Automation is a big driver for instrumentation these days, requiring increased use of sensors and other instrumentation, Harris adds. “Processes that have been done by procedure in the past are being automated primarily to save labor. We’re also seeing higher demand for remote monitoring, allowing users to identify concerns while offsite. We’re responding with more digital instruments that allow easy user interface and integration.”
More powerful flowmeters
Coriolis flowmeters are used to increase throughput and decrease waste and rework by measuring on a mass flow basis to ensure product quality. The meters have long been a mainstay of instrumentation for the food and beverage industry, but processors are now expecting even more capabilities.
“Customers expect new instrumentation to provide meter health diagnostics as well as feedback to the end user if the meter is working properly or it needs to be replaced,” says Anthony Gentile, senior product marketing manager at Emerson.
As an example of how Emerson is working to help processors improve process safety, the company now offers Coriolis electronics with non-glass displays. “Taking glass displays out of the equation ensures that glass will not find its way into the production process if the display is accidentally broken,” Gentile explains.
Technology is evolving
Melissa Stiegler, food and beverage director at Emerson, points to a number of new instruments with advanced capabilities, such as the Micro Motion 1600 compact flow transmitter that includes a data historian, concentration measurement, and advanced phase measurement, along with Smart Meter Verification.
This is Emerson’s first power-over-Ethernet (PoE) transmitter and will support customer upgrades and retrofits to improve process efficiency. PoE can deliver power and data over a single Ethernet cable, which means no new cabling will need to be installed, saving customers up to 50% in installation and maintenance costs.
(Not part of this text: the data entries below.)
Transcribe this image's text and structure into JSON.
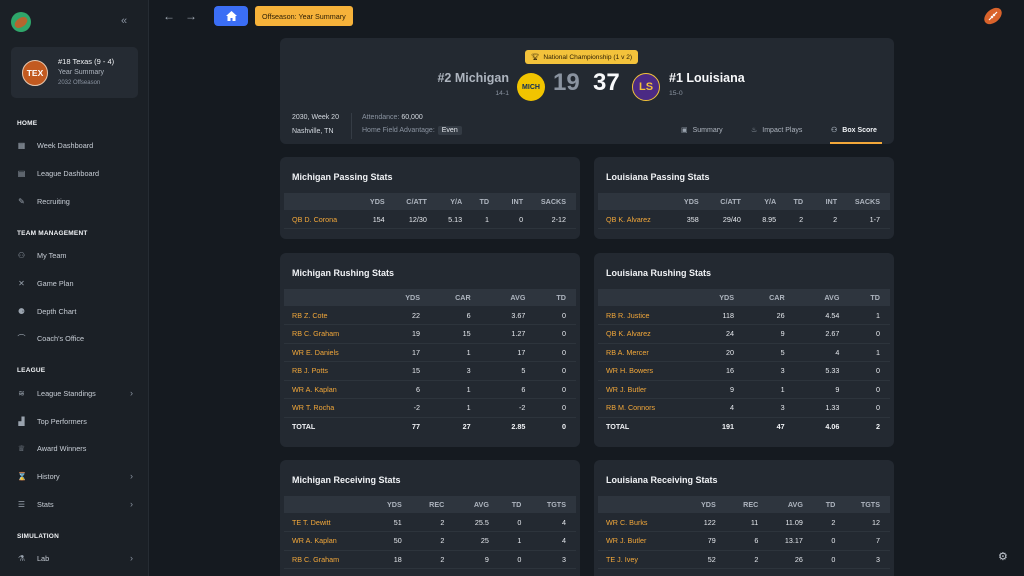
{
  "sidebar": {
    "team": {
      "abbr": "TEX",
      "line1": "#18 Texas (9 - 4)",
      "line2": "Year Summary",
      "line3": "2032 Offseason"
    },
    "sections": [
      {
        "title": "HOME",
        "items": [
          {
            "label": "Week Dashboard",
            "icon": "dashboard-icon"
          },
          {
            "label": "League Dashboard",
            "icon": "newspaper-icon"
          },
          {
            "label": "Recruiting",
            "icon": "recruiting-icon"
          }
        ]
      },
      {
        "title": "TEAM MANAGEMENT",
        "items": [
          {
            "label": "My Team",
            "icon": "users-icon"
          },
          {
            "label": "Game Plan",
            "icon": "play-diagram-icon"
          },
          {
            "label": "Depth Chart",
            "icon": "depth-chart-icon"
          },
          {
            "label": "Coach's Office",
            "icon": "desk-lamp-icon"
          }
        ]
      },
      {
        "title": "LEAGUE",
        "items": [
          {
            "label": "League Standings",
            "icon": "layers-icon",
            "expandable": true
          },
          {
            "label": "Top Performers",
            "icon": "podium-icon"
          },
          {
            "label": "Award Winners",
            "icon": "trophy-icon"
          },
          {
            "label": "History",
            "icon": "history-icon",
            "expandable": true
          },
          {
            "label": "Stats",
            "icon": "database-icon",
            "expandable": true
          }
        ]
      },
      {
        "title": "SIMULATION",
        "items": [
          {
            "label": "Lab",
            "icon": "flask-icon",
            "expandable": true
          }
        ]
      }
    ]
  },
  "topbar": {
    "breadcrumb": "Offseason: Year Summary"
  },
  "game": {
    "badge": "National Championship (1 v 2)",
    "away": {
      "name": "#2 Michigan",
      "record": "14-1",
      "abbr": "MICH",
      "score": "19"
    },
    "home": {
      "name": "#1 Louisiana",
      "record": "15-0",
      "abbr": "LS",
      "score": "37"
    },
    "date": "2030, Week 20",
    "location": "Nashville, TN",
    "attendance_label": "Attendance:",
    "attendance": "60,000",
    "hfa_label": "Home Field Advantage:",
    "hfa": "Even",
    "tabs": [
      "Summary",
      "Impact Plays",
      "Box Score"
    ],
    "active_tab": "Box Score"
  },
  "passing_cols": [
    "",
    "YDS",
    "C/ATT",
    "Y/A",
    "TD",
    "INT",
    "SACKS"
  ],
  "rushing_cols": [
    "",
    "YDS",
    "CAR",
    "AVG",
    "TD"
  ],
  "receiving_cols": [
    "",
    "YDS",
    "REC",
    "AVG",
    "TD",
    "TGTS"
  ],
  "michigan_passing": {
    "title": "Michigan Passing Stats",
    "rows": [
      [
        "QB D. Corona",
        "154",
        "12/30",
        "5.13",
        "1",
        "0",
        "2-12"
      ]
    ]
  },
  "louisiana_passing": {
    "title": "Louisiana Passing Stats",
    "rows": [
      [
        "QB K. Alvarez",
        "358",
        "29/40",
        "8.95",
        "2",
        "2",
        "1-7"
      ]
    ]
  },
  "michigan_rushing": {
    "title": "Michigan Rushing Stats",
    "rows": [
      [
        "RB Z. Cote",
        "22",
        "6",
        "3.67",
        "0"
      ],
      [
        "RB C. Graham",
        "19",
        "15",
        "1.27",
        "0"
      ],
      [
        "WR E. Daniels",
        "17",
        "1",
        "17",
        "0"
      ],
      [
        "RB J. Potts",
        "15",
        "3",
        "5",
        "0"
      ],
      [
        "WR A. Kaplan",
        "6",
        "1",
        "6",
        "0"
      ],
      [
        "WR T. Rocha",
        "-2",
        "1",
        "-2",
        "0"
      ],
      [
        "TOTAL",
        "77",
        "27",
        "2.85",
        "0"
      ]
    ]
  },
  "louisiana_rushing": {
    "title": "Louisiana Rushing Stats",
    "rows": [
      [
        "RB R. Justice",
        "118",
        "26",
        "4.54",
        "1"
      ],
      [
        "QB K. Alvarez",
        "24",
        "9",
        "2.67",
        "0"
      ],
      [
        "RB A. Mercer",
        "20",
        "5",
        "4",
        "1"
      ],
      [
        "WR H. Bowers",
        "16",
        "3",
        "5.33",
        "0"
      ],
      [
        "WR J. Butler",
        "9",
        "1",
        "9",
        "0"
      ],
      [
        "RB M. Connors",
        "4",
        "3",
        "1.33",
        "0"
      ],
      [
        "TOTAL",
        "191",
        "47",
        "4.06",
        "2"
      ]
    ]
  },
  "michigan_receiving": {
    "title": "Michigan Receiving Stats",
    "rows": [
      [
        "TE T. Dewitt",
        "51",
        "2",
        "25.5",
        "0",
        "4"
      ],
      [
        "WR A. Kaplan",
        "50",
        "2",
        "25",
        "1",
        "4"
      ],
      [
        "RB C. Graham",
        "18",
        "2",
        "9",
        "0",
        "3"
      ]
    ]
  },
  "louisiana_receiving": {
    "title": "Louisiana Receiving Stats",
    "rows": [
      [
        "WR C. Burks",
        "122",
        "11",
        "11.09",
        "2",
        "12"
      ],
      [
        "WR J. Butler",
        "79",
        "6",
        "13.17",
        "0",
        "7"
      ],
      [
        "TE J. Ivey",
        "52",
        "2",
        "26",
        "0",
        "3"
      ]
    ]
  }
}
The ultra-compact transmitter can use just PoE or have a separate direct current power input, depending on wiring availability.
Many of Emerson’s new Rosemount instruments also put the emphasis on improving quality and safety, such as a non-contacting radar level transmitter with fast sweep technology and a CIP algorithm to automatically detect cleaning procedures; a packaging leak detection system that achieves 100% product leak testing at very high line speeds; and a hygienic pressure transmitter that can assure batch-to-batch repeatability when CIP temperatures have a negative impact on a processor’s pressure transmitters.
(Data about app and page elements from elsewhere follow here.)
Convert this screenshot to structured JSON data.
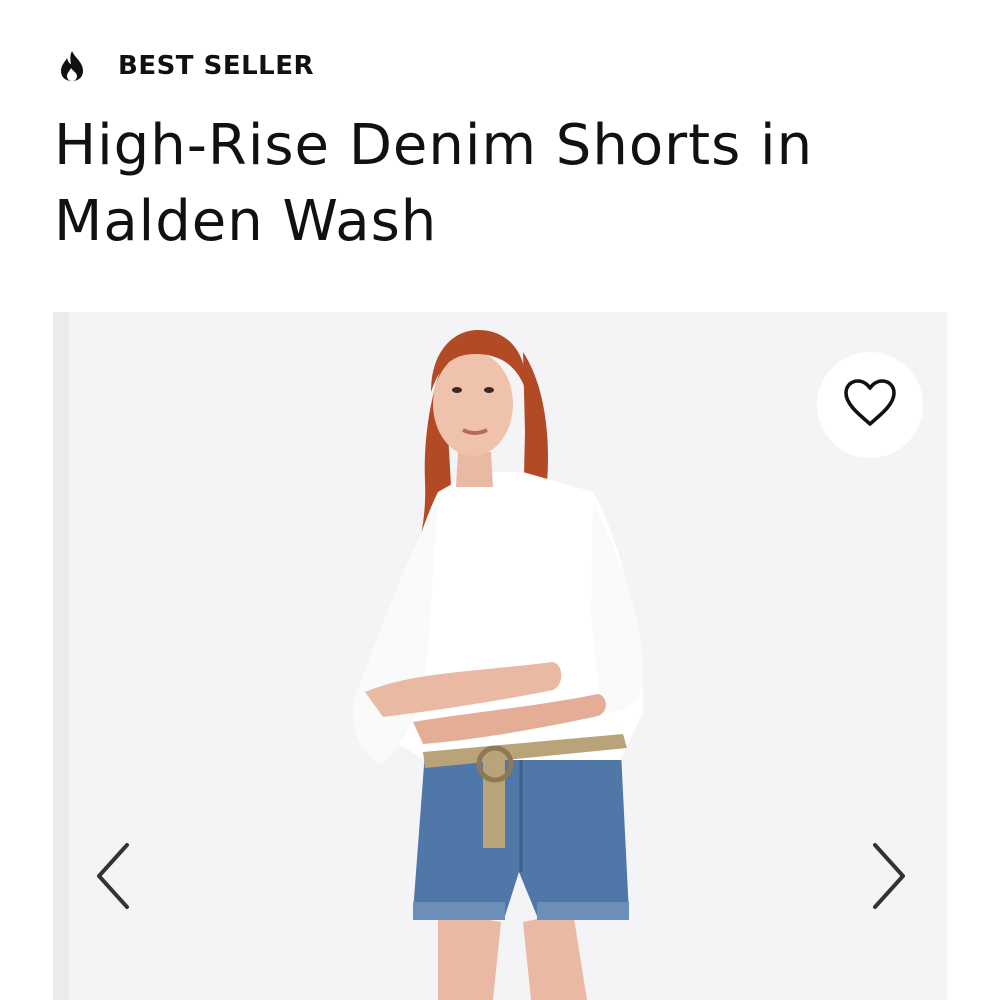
{
  "badge": {
    "icon": "flame-icon",
    "label": "BEST SELLER"
  },
  "product": {
    "title": "High-Rise Denim Shorts in Malden Wash"
  },
  "gallery": {
    "favorite_icon": "heart-outline-icon",
    "prev_icon": "chevron-left-icon",
    "next_icon": "chevron-right-icon"
  },
  "colors": {
    "text": "#111111",
    "image_background": "#f4f4f6",
    "shirt": "#ffffff",
    "denim": "#4f77a8",
    "hair": "#b24a26",
    "belt": "#b9a47a"
  }
}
The power in data
Food and beverage processors are gaining increased appreciation for new instruments that provide additional data, enabling them to make better decisions, according to Brandon Haschke, senior product engineer at Emerson. “Now we’re seeing requests for even more analytics and data.”
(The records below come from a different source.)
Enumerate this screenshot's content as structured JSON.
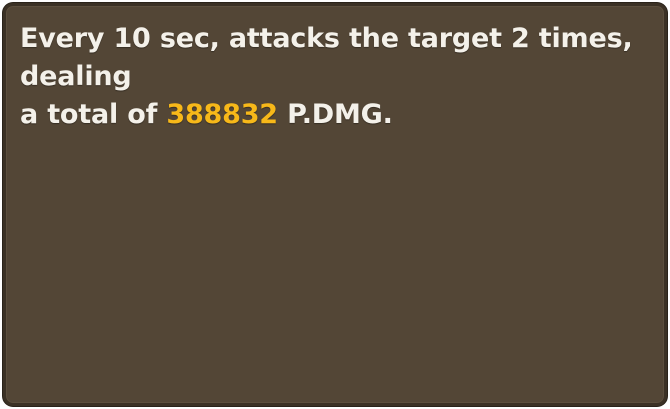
{
  "tooltip": {
    "line1": "Every 10 sec, attacks the target 2 times, dealing",
    "prefix": "a total of",
    "damage_value": "388832",
    "suffix": "P.DMG.",
    "colors": {
      "background": "#534636",
      "border": "#3b3125",
      "text": "#f4f1ea",
      "highlight": "#f7b819"
    }
  }
}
With increased instrument capabilities, customers are now measuring things they might not have in the past. “A yogurt manufacturer, for example, had a difficult time understanding why there was variability in a separator after bowl cleanings,” Stiegler explains. “They used a Micro Motion flow and density meter with advanced diagnostics, which was able to determine whether they had excess solids, entrained air, or excess water or fat after the bowl cleaning.”
The food and beverage industry’s growing reliance on the quality and scope of the data they can gather from their instrumentation is helping to transform production processes and improve operational quality and efficiency.
“The industry is now understanding that ‘good enough’ is not, in fact, always good enough,” says Tom Belling, business development manager for Emerson. “That’s why we’ve continued to expand our instrumentation portfolio for food and beverage applications to include pressure, temperature, level, flow, and analytical products, giving our customers options based on their specific application needs.”